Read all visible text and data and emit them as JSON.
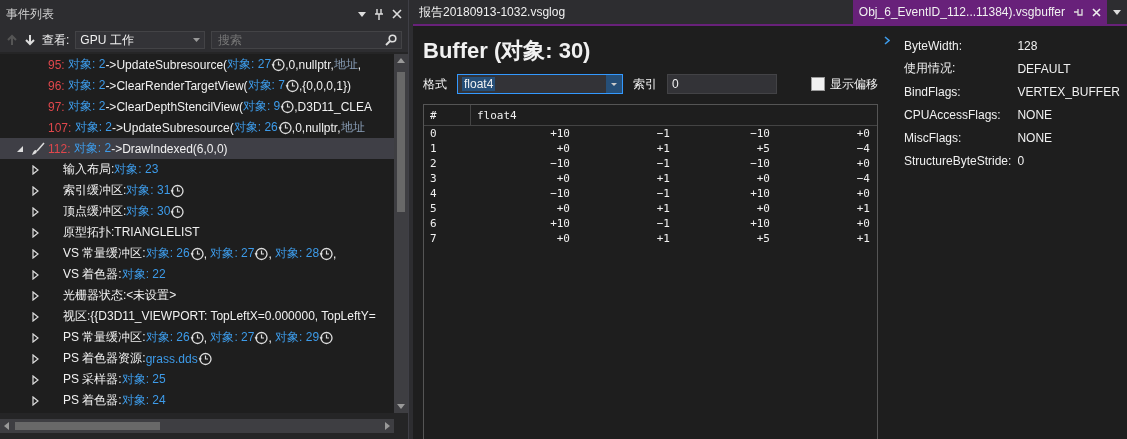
{
  "event_list": {
    "title": "事件列表",
    "toolbar": {
      "view_label": "查看:",
      "view_value": "GPU 工作",
      "search_placeholder": "搜索"
    },
    "items": [
      {
        "kind": "call",
        "selected": false,
        "parts": [
          {
            "kind": "id",
            "text": "95:"
          },
          {
            "kind": "link",
            "text": " 对象: 2"
          },
          {
            "kind": "text",
            "text": "->UpdateSubresource("
          },
          {
            "kind": "link",
            "text": "对象: 27"
          },
          {
            "kind": "clock"
          },
          {
            "kind": "text",
            "text": ",0,nullptr,"
          },
          {
            "kind": "dim",
            "text": "地址"
          },
          {
            "kind": "text",
            "text": ","
          }
        ]
      },
      {
        "kind": "call",
        "selected": false,
        "parts": [
          {
            "kind": "id",
            "text": "96:"
          },
          {
            "kind": "link",
            "text": " 对象: 2"
          },
          {
            "kind": "text",
            "text": "->ClearRenderTargetView("
          },
          {
            "kind": "link",
            "text": "对象: 7"
          },
          {
            "kind": "clock"
          },
          {
            "kind": "text",
            "text": ",{0,0,0,1})"
          }
        ]
      },
      {
        "kind": "call",
        "selected": false,
        "parts": [
          {
            "kind": "id",
            "text": "97:"
          },
          {
            "kind": "link",
            "text": " 对象: 2"
          },
          {
            "kind": "text",
            "text": "->ClearDepthStencilView("
          },
          {
            "kind": "link",
            "text": "对象: 9"
          },
          {
            "kind": "clock"
          },
          {
            "kind": "text",
            "text": ",D3D11_CLEA"
          }
        ]
      },
      {
        "kind": "call",
        "selected": false,
        "parts": [
          {
            "kind": "id",
            "text": "107:"
          },
          {
            "kind": "link",
            "text": " 对象: 2"
          },
          {
            "kind": "text",
            "text": "->UpdateSubresource("
          },
          {
            "kind": "link",
            "text": "对象: 26"
          },
          {
            "kind": "clock"
          },
          {
            "kind": "text",
            "text": ",0,nullptr,"
          },
          {
            "kind": "dim",
            "text": "地址"
          }
        ]
      },
      {
        "kind": "draw",
        "selected": true,
        "expanded": true,
        "parts": [
          {
            "kind": "id",
            "text": "112:"
          },
          {
            "kind": "link",
            "text": " 对象: 2"
          },
          {
            "kind": "text",
            "text": "->DrawIndexed(6,0,0)"
          }
        ],
        "children": [
          {
            "selected": false,
            "expanded": false,
            "parts": [
              {
                "kind": "text",
                "text": "输入布局:"
              },
              {
                "kind": "link",
                "text": "对象: 23"
              }
            ]
          },
          {
            "selected": false,
            "expanded": false,
            "parts": [
              {
                "kind": "text",
                "text": "索引缓冲区:"
              },
              {
                "kind": "link",
                "text": "对象: 31"
              },
              {
                "kind": "clock"
              }
            ]
          },
          {
            "selected": false,
            "expanded": false,
            "parts": [
              {
                "kind": "text",
                "text": "顶点缓冲区:"
              },
              {
                "kind": "link",
                "text": "对象: 30"
              },
              {
                "kind": "clock"
              }
            ]
          },
          {
            "selected": false,
            "expanded": false,
            "parts": [
              {
                "kind": "text",
                "text": "原型拓扑:TRIANGLELIST"
              }
            ]
          },
          {
            "selected": false,
            "expanded": false,
            "parts": [
              {
                "kind": "text",
                "text": "VS 常量缓冲区:"
              },
              {
                "kind": "link",
                "text": "对象: 26"
              },
              {
                "kind": "clock"
              },
              {
                "kind": "text",
                "text": ", "
              },
              {
                "kind": "link",
                "text": "对象: 27"
              },
              {
                "kind": "clock"
              },
              {
                "kind": "text",
                "text": ", "
              },
              {
                "kind": "link",
                "text": "对象: 28"
              },
              {
                "kind": "clock"
              },
              {
                "kind": "text",
                "text": ","
              }
            ]
          },
          {
            "selected": false,
            "expanded": false,
            "parts": [
              {
                "kind": "text",
                "text": "VS 着色器:"
              },
              {
                "kind": "link",
                "text": "对象: 22"
              }
            ]
          },
          {
            "selected": false,
            "expanded": false,
            "parts": [
              {
                "kind": "text",
                "text": "光栅器状态:<未设置>"
              }
            ]
          },
          {
            "selected": false,
            "expanded": false,
            "parts": [
              {
                "kind": "text",
                "text": "视区:{{D3D11_VIEWPORT: TopLeftX=0.000000, TopLeftY="
              }
            ]
          },
          {
            "selected": false,
            "expanded": false,
            "parts": [
              {
                "kind": "text",
                "text": "PS 常量缓冲区:"
              },
              {
                "kind": "link",
                "text": "对象: 26"
              },
              {
                "kind": "clock"
              },
              {
                "kind": "text",
                "text": ", "
              },
              {
                "kind": "link",
                "text": "对象: 27"
              },
              {
                "kind": "clock"
              },
              {
                "kind": "text",
                "text": ", "
              },
              {
                "kind": "link",
                "text": "对象: 29"
              },
              {
                "kind": "clock"
              }
            ]
          },
          {
            "selected": false,
            "expanded": false,
            "parts": [
              {
                "kind": "text",
                "text": "PS 着色器资源:"
              },
              {
                "kind": "link",
                "text": "grass.dds"
              },
              {
                "kind": "clock"
              }
            ]
          },
          {
            "selected": false,
            "expanded": false,
            "parts": [
              {
                "kind": "text",
                "text": "PS 采样器:"
              },
              {
                "kind": "link",
                "text": "对象: 25"
              }
            ]
          },
          {
            "selected": false,
            "expanded": false,
            "parts": [
              {
                "kind": "text",
                "text": "PS 着色器:"
              },
              {
                "kind": "link",
                "text": "对象: 24"
              }
            ]
          }
        ]
      }
    ]
  },
  "document_tabs": [
    {
      "label": "报告20180913-1032.vsglog",
      "selected": false
    },
    {
      "label": "Obj_6_EventID_112...11384).vsgbuffer",
      "selected": true
    }
  ],
  "buffer": {
    "title": "Buffer (对象: 30)",
    "format_label": "格式",
    "format_value": "float4",
    "index_label": "索引",
    "index_value": "0",
    "show_offset": {
      "label": "显示偏移",
      "checked": false
    },
    "table": {
      "columns": [
        "#",
        "float4"
      ],
      "rows": [
        {
          "index": "0",
          "values": [
            "+10",
            "−1",
            "−10",
            "+0"
          ]
        },
        {
          "index": "1",
          "values": [
            "+0",
            "+1",
            "+5",
            "−4"
          ]
        },
        {
          "index": "2",
          "values": [
            "−10",
            "−1",
            "−10",
            "+0"
          ]
        },
        {
          "index": "3",
          "values": [
            "+0",
            "+1",
            "+0",
            "−4"
          ]
        },
        {
          "index": "4",
          "values": [
            "−10",
            "−1",
            "+10",
            "+0"
          ]
        },
        {
          "index": "5",
          "values": [
            "+0",
            "+1",
            "+0",
            "+1"
          ]
        },
        {
          "index": "6",
          "values": [
            "+10",
            "−1",
            "+10",
            "+0"
          ]
        },
        {
          "index": "7",
          "values": [
            "+0",
            "+1",
            "+5",
            "+1"
          ]
        }
      ]
    }
  },
  "properties": [
    {
      "label": "ByteWidth:",
      "value": "128"
    },
    {
      "label": "使用情况:",
      "value": "DEFAULT"
    },
    {
      "label": "BindFlags:",
      "value": "VERTEX_BUFFER"
    },
    {
      "label": "CPUAccessFlags:",
      "value": "NONE"
    },
    {
      "label": "MiscFlags:",
      "value": "NONE"
    },
    {
      "label": "StructureByteStride:",
      "value": "0"
    }
  ]
}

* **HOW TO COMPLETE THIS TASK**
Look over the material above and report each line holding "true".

* **SOLVED EXERCISE**
        "selected": true,
        "expanded": true,
      "selected": true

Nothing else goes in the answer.